THANK YOU FOR VISITING SWEATSCIENCE.COM!
As of September 2017, new Sweat Science columns are being published at www.outsideonline.com/sweatscience. Check out my bestselling new book on the science of endurance, ENDURE: Mind, Body, and the Curiously Elastic Limits of Human Performance, published in February 2018 with a foreword by Malcolm Gladwell.
- Alex Hutchinson (@sweatscience)
Researchers have been studying how music and other “distractions” affect exercise performance for decades (see here, for instance), hoping to trick us into pushing a little harder without realizing it. One of the factors they’ve looked at extensively is the speed of the music — the idea that faster tempos make us pick up the pace. The problem is that the effects of tempo tend to be swamped by the effect of whether the subjects in the experiment like the particular tunes selected for them. There’s a neat study that gets around this problem that just appeared online, in advance of print, at the Scandinavian Journal of Medicine & Science in Sports, by researchers from Liverpool John Moores University in Britain.
Basically, the researchers had subjects cycle for 25 minutes as hard as they chose, while listening to a set of six songs. They repeated the experiment three times with the same songs each time, with one catch: unbeknownst to the listeners, the music was sped up by 10% in one trial, and slowed down by 10% in another trial. This eliminated the question of whether the results were being skewed because, say, everyone really loved the Glenn Frey track.
As expected, the subjects biked a few percent faster and harder when the music was faster, and performed worse when the music was slower. Here’s the interesting twist: it wasn’t that faster music somehow numbed their pain and allowed them to work harder with no extra effort — their “perceived exertion” ratings were higher too.
That is, [the researchers write,] healthy individuals performing submaximal exercise not only worked harder with faster music but also chose to do so and enjoyed the music more when it was played at a faster tempo.

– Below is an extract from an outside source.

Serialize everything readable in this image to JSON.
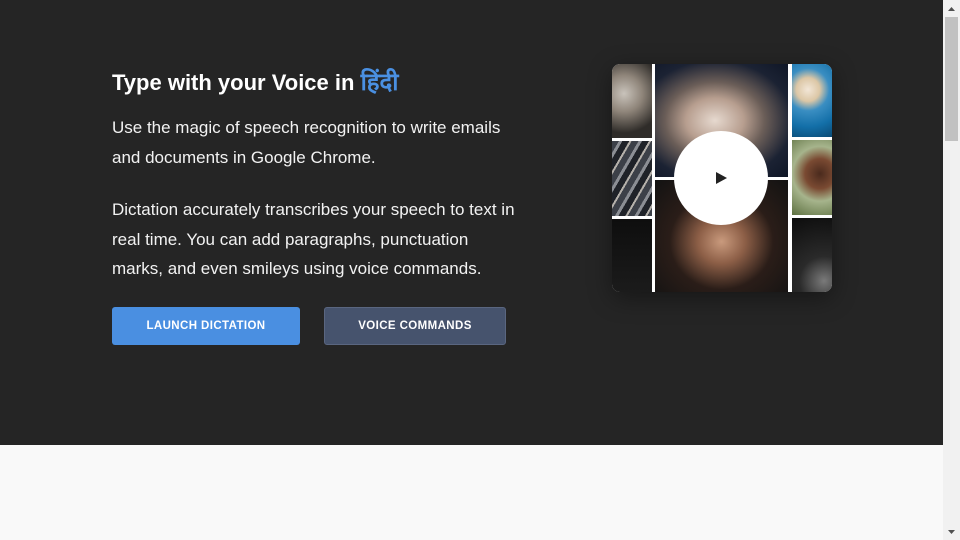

Remember the old tape players that had adjustible speed (so you could fine-tune the pitch of music)? Wouldn’t it be nice if MP3 players started including a little knob where you could fiddle with the speed of playback by a few percent in either direction, so that you could give yourself a little boost late in a workout?